**Exercise details**
Extract each line holding the word "known" from the entries.

**Recorded data**

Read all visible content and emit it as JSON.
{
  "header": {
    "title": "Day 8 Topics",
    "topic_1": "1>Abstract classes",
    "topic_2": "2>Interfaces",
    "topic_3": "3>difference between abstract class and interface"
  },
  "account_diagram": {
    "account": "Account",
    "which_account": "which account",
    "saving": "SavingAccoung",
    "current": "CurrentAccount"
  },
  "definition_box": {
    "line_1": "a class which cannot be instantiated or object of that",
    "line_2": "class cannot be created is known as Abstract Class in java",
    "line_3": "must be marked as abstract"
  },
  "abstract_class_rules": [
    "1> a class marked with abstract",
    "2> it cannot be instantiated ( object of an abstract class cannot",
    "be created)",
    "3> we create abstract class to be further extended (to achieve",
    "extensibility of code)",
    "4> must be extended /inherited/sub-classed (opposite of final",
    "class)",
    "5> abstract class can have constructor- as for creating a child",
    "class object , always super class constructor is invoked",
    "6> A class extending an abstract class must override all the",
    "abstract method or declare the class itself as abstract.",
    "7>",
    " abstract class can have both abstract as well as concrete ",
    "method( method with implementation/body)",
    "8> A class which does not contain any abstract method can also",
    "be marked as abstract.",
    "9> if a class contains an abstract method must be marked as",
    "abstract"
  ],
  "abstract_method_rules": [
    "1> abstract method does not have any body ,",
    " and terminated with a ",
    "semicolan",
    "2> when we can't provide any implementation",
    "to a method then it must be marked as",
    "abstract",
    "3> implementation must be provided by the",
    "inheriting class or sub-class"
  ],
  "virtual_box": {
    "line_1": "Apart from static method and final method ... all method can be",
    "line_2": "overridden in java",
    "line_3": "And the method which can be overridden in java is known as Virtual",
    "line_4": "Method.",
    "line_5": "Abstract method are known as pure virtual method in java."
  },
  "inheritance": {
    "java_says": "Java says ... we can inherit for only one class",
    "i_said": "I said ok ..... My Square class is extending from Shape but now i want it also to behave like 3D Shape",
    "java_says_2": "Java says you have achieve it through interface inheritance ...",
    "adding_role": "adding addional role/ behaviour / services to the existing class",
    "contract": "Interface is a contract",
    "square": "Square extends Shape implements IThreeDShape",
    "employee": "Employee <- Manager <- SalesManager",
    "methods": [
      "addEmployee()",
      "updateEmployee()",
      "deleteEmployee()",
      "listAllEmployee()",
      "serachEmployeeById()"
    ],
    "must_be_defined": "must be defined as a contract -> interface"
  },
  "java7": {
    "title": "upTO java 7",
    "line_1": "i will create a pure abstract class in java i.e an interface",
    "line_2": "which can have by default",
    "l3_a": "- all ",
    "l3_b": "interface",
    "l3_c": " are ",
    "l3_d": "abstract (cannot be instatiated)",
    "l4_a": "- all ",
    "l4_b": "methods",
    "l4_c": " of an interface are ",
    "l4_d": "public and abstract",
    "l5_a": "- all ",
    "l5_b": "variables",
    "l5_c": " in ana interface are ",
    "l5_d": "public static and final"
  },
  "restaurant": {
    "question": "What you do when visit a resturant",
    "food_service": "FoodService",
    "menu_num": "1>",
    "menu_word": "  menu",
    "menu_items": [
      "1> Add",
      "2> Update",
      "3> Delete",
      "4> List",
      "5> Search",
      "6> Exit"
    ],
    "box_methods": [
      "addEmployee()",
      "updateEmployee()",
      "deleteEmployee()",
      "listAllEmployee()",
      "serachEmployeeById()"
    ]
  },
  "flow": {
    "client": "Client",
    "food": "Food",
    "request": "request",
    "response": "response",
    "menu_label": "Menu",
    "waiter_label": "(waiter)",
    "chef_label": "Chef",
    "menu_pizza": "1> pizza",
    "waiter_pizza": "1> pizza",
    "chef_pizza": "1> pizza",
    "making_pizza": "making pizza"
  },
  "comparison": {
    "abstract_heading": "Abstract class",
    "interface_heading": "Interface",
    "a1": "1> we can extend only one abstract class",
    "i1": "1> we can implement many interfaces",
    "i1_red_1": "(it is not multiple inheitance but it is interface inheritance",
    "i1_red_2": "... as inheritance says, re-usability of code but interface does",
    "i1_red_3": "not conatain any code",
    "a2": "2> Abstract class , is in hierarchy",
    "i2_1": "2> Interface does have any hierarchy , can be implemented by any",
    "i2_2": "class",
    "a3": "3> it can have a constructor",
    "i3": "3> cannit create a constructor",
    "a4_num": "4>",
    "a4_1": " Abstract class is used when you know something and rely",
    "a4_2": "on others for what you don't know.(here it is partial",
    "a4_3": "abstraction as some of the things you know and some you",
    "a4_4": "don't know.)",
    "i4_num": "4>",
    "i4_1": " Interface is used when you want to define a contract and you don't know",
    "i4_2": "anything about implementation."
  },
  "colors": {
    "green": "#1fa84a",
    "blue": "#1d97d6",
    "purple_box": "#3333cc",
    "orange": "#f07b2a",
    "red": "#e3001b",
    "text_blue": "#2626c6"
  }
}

**Exercise response**
    "line_2": "class cannot be created is known as Abstract Class in java",
    "line_3": "And the method which can be overridden in java is known as Virtual",
    "line_5": "Abstract method are known as pure virtual method in java."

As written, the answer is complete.